# WORK INSTRUCTION:
Every record is to be returned as written, with no omissions.

# DATASET:
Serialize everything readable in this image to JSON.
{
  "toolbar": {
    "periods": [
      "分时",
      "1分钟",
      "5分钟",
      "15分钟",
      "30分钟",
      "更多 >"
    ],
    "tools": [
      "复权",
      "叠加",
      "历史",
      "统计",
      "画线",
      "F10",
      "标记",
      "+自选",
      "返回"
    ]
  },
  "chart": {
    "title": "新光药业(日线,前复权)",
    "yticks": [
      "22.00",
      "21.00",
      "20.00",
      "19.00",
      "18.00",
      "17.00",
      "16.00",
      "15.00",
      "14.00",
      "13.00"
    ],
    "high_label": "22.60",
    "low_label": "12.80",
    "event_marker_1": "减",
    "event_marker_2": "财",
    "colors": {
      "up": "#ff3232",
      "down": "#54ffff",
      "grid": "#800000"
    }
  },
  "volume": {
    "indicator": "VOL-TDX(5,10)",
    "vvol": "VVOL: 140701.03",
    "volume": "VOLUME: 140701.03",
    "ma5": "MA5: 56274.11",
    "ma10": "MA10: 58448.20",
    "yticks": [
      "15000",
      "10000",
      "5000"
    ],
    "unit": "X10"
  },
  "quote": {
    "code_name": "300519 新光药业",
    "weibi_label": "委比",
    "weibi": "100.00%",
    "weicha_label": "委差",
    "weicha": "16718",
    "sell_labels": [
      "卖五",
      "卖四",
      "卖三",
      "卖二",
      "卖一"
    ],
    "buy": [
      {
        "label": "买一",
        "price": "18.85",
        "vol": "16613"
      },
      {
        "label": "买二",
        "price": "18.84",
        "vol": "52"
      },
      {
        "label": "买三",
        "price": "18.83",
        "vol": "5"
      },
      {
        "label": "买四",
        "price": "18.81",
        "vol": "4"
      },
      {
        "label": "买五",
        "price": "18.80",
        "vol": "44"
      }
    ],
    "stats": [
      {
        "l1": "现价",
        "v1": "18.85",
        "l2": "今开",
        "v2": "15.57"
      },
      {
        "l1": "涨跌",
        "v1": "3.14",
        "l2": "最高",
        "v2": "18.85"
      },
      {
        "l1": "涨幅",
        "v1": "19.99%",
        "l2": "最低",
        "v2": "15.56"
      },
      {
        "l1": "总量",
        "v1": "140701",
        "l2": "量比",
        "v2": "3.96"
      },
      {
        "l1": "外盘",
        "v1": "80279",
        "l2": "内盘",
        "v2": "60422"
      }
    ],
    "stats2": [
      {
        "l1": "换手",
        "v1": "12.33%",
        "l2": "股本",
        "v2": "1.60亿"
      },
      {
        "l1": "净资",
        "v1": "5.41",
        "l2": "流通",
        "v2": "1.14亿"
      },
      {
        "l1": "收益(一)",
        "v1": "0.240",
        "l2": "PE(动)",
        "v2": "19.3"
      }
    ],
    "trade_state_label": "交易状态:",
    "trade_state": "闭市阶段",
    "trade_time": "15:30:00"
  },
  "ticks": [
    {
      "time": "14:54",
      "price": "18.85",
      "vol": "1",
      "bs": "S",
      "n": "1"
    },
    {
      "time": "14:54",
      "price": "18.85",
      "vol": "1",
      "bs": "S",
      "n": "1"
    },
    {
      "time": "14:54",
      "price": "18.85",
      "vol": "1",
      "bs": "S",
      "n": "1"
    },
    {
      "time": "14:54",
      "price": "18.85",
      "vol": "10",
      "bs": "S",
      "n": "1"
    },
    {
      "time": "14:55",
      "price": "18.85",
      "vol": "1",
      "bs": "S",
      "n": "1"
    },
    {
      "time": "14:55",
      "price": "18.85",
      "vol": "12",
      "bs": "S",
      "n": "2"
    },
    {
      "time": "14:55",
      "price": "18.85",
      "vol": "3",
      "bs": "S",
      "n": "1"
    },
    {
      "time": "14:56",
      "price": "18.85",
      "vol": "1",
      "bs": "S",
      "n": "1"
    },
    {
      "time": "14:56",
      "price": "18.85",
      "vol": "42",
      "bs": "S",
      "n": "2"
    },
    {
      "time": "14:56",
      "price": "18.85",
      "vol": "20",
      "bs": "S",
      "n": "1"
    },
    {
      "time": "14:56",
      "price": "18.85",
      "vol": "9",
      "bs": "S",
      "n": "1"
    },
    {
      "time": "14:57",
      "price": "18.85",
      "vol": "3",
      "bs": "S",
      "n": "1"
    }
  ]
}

# ANSWER AREA:
Serialize everything readable in this image to JSON.
{
  "toolbar": {
    "periods": [
      "分时",
      "1分钟",
      "5分钟",
      "15分钟",
      "30分钟",
      "更多 >"
    ],
    "tools": [
      "复权",
      "叠加",
      "历史",
      "统计",
      "画线",
      "F10",
      "标记",
      "+自选",
      "返回"
    ]
  },
  "chart": {
    "title": "新光药业(日线,前复权)",
    "yticks": [
      "22.00",
      "21.00",
      "20.00",
      "19.00",
      "18.00",
      "17.00",
      "16.00",
      "15.00",
      "14.00",
      "13.00"
    ],
    "high_label": "22.60",
    "low_label": "12.80",
    "event_marker_1": "减",
    "event_marker_2": "财",
    "colors": {
      "up": "#ff3232",
      "down": "#54ffff",
      "grid": "#800000"
    }
  },
  "volume": {
    "indicator": "VOL-TDX(5,10)",
    "vvol": "VVOL: 140701.03",
    "volume": "VOLUME: 140701.03",
    "ma5": "MA5: 56274.11",
    "ma10": "MA10: 58448.20",
    "yticks": [
      "15000",
      "10000",
      "5000"
    ],
    "unit": "X10"
  },
  "quote": {
    "code_name": "300519 新光药业",
    "weibi_label": "委比",
    "weibi": "100.00%",
    "weicha_label": "委差",
    "weicha": "16718",
    "sell_labels": [
      "卖五",
      "卖四",
      "卖三",
      "卖二",
      "卖一"
    ],
    "buy": [
      {
        "label": "买一",
        "price": "18.85",
        "vol": "16613"
      },
      {
        "label": "买二",
        "price": "18.84",
        "vol": "52"
      },
      {
        "label": "买三",
        "price": "18.83",
        "vol": "5"
      },
      {
        "label": "买四",
        "price": "18.81",
        "vol": "4"
      },
      {
        "label": "买五",
        "price": "18.80",
        "vol": "44"
      }
    ],
    "stats": [
      {
        "l1": "现价",
        "v1": "18.85",
        "l2": "今开",
        "v2": "15.57"
      },
      {
        "l1": "涨跌",
        "v1": "3.14",
        "l2": "最高",
        "v2": "18.85"
      },
      {
        "l1": "涨幅",
        "v1": "19.99%",
        "l2": "最低",
        "v2": "15.56"
      },
      {
        "l1": "总量",
        "v1": "140701",
        "l2": "量比",
        "v2": "3.96"
      },
      {
        "l1": "外盘",
        "v1": "80279",
        "l2": "内盘",
        "v2": "60422"
      }
    ],
    "stats2": [
      {
        "l1": "换手",
        "v1": "12.33%",
        "l2": "股本",
        "v2": "1.60亿"
      },
      {
        "l1": "净资",
        "v1": "5.41",
        "l2": "流通",
        "v2": "1.14亿"
      },
      {
        "l1": "收益(一)",
        "v1": "0.240",
        "l2": "PE(动)",
        "v2": "19.3"
      }
    ],
    "trade_state_label": "交易状态:",
    "trade_state": "闭市阶段",
    "trade_time": "15:30:00"
  },
  "ticks": [
    {
      "time": "14:54",
      "price": "18.85",
      "vol": "1",
      "bs": "S",
      "n": "1"
    },
    {
      "time": "14:54",
      "price": "18.85",
      "vol": "1",
      "bs": "S",
      "n": "1"
    },
    {
      "time": "14:54",
      "price": "18.85",
      "vol": "1",
      "bs": "S",
      "n": "1"
    },
    {
      "time": "14:54",
      "price": "18.85",
      "vol": "10",
      "bs": "S",
      "n": "1"
    },
    {
      "time": "14:55",
      "price": "18.85",
      "vol": "1",
      "bs": "S",
      "n": "1"
    },
    {
      "time": "14:55",
      "price": "18.85",
      "vol": "12",
      "bs": "S",
      "n": "2"
    },
    {
      "time": "14:55",
      "price": "18.85",
      "vol": "3",
      "bs": "S",
      "n": "1"
    },
    {
      "time": "14:56",
      "price": "18.85",
      "vol": "1",
      "bs": "S",
      "n": "1"
    },
    {
      "time": "14:56",
      "price": "18.85",
      "vol": "42",
      "bs": "S",
      "n": "2"
    },
    {
      "time": "14:56",
      "price": "18.85",
      "vol": "20",
      "bs": "S",
      "n": "1"
    },
    {
      "time": "14:56",
      "price": "18.85",
      "vol": "9",
      "bs": "S",
      "n": "1"
    },
    {
      "time": "14:57",
      "price": "18.85",
      "vol": "3",
      "bs": "S",
      "n": "1"
    }
  ]
}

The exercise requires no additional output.